“I think what makes sense is a lot of the patients were starting to notice the effect of COVID,” said Dr. Bahij Khuri, who heads Ochsner's catheterization lab in Baton Rouge. "A lot of the people were afraid to get exposed, and a lot of them went by the wayside."
Reassuring a nervous public that hospitals and ambulances were safe vexed medical workers for months, even after they took considerable steps to isolate COVID patients and create designated areas for emergency care.
Heart disease is among the top killers in Louisiana, second only to cancer, according to the U.S. Centers for Disease Control and Prevention.
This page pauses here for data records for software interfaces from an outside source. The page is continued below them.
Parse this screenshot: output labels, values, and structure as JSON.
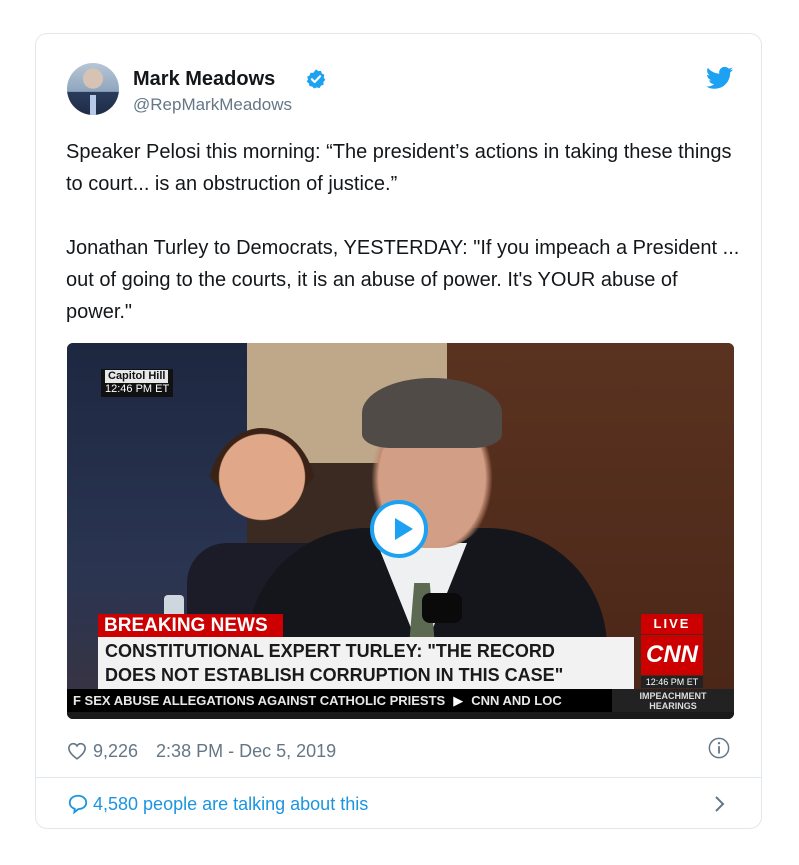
{
  "tweet": {
    "author_name": "Mark Meadows",
    "handle": "@RepMarkMeadows",
    "paragraphs": [
      "Speaker Pelosi this morning: “The president’s actions in taking these things to court... is an obstruction of justice.”",
      "Jonathan Turley to Democrats, YESTERDAY: \"If you impeach a President ... out of going to the courts, it is an abuse of power. It's YOUR abuse of power.\""
    ],
    "likes": "9,226",
    "timestamp": "2:38 PM - Dec 5, 2019",
    "talking": "4,580 people are talking about this"
  },
  "video": {
    "location": "Capitol Hill",
    "location_time": "12:46 PM ET",
    "breaking": "BREAKING NEWS",
    "headline_line1": "CONSTITUTIONAL EXPERT TURLEY: \"THE RECORD",
    "headline_line2": "DOES NOT ESTABLISH CORRUPTION IN THIS CASE\"",
    "live": "LIVE",
    "network": "CNN",
    "network_time": "12:46 PM ET",
    "ticker_left": "F SEX ABUSE ALLEGATIONS AGAINST CATHOLIC PRIESTS",
    "ticker_right": "CNN AND LOC",
    "program_line1": "IMPEACHMENT",
    "program_line2": "HEARINGS"
  },
  "icons": {
    "avatar": "avatar",
    "verified": "verified-badge-icon",
    "brand": "twitter-bird-icon",
    "play": "play-icon",
    "like": "heart-icon",
    "info": "info-icon",
    "comment": "speech-bubble-icon",
    "chevron": "chevron-right-icon"
  },
  "colors": {
    "twitter_blue": "#1da1f2",
    "link_blue": "#1b95e0",
    "text": "#14171a",
    "muted": "#657786",
    "cnn_red": "#cc0000"
  }
}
And since a large share of the state’s population is overweight or obese, many more people are at risk of underlying illnesses that make heart problems more likely.
In recent months, emergency medical providers haven’t seen the same number of people refusing to go to the hospital as they encountered last spring and summer, even when hospitals across the Baton Rouge region saw the highest influx of COVID-19 patients than any other time.
“Unfortunately, we have a high population of congestive heart failure in this area anyway because of all of the other comorbidities we live with in this part of the country,” Jones said. “When you throw in ignored symptoms on top of that, it exponentially speeds things up.”
Had it not been for an increase in the use of virtual visits and checkups, Khuri said the trend of people forgoing treatment could have been much worse.
Secondary effects from the coronavirus itself could also be a factor in more patients having heart problems since an unknown number of people may have contracted it but never got sick.
Health experts had initially believed COVID-19 to largely impact the lungs, but a growing body of evidence suggests the illness can impact the heart, kidneys and other vital organs.
The full impacts of the virus and the illness it causes may not be known for some time, doctors say.
For people who may have put off seeking treatment for a potential heart attack or even skipped a regular check-up, Jones said they should schedule an appointment as soon as possible.
“If you get ahead of it, even with congestive heart failure, it’s kind of ‘damage done,’ but if you don't manage that appropriately, it’s more damage down the line,” Jones said. “It’s better to get ahead of it.”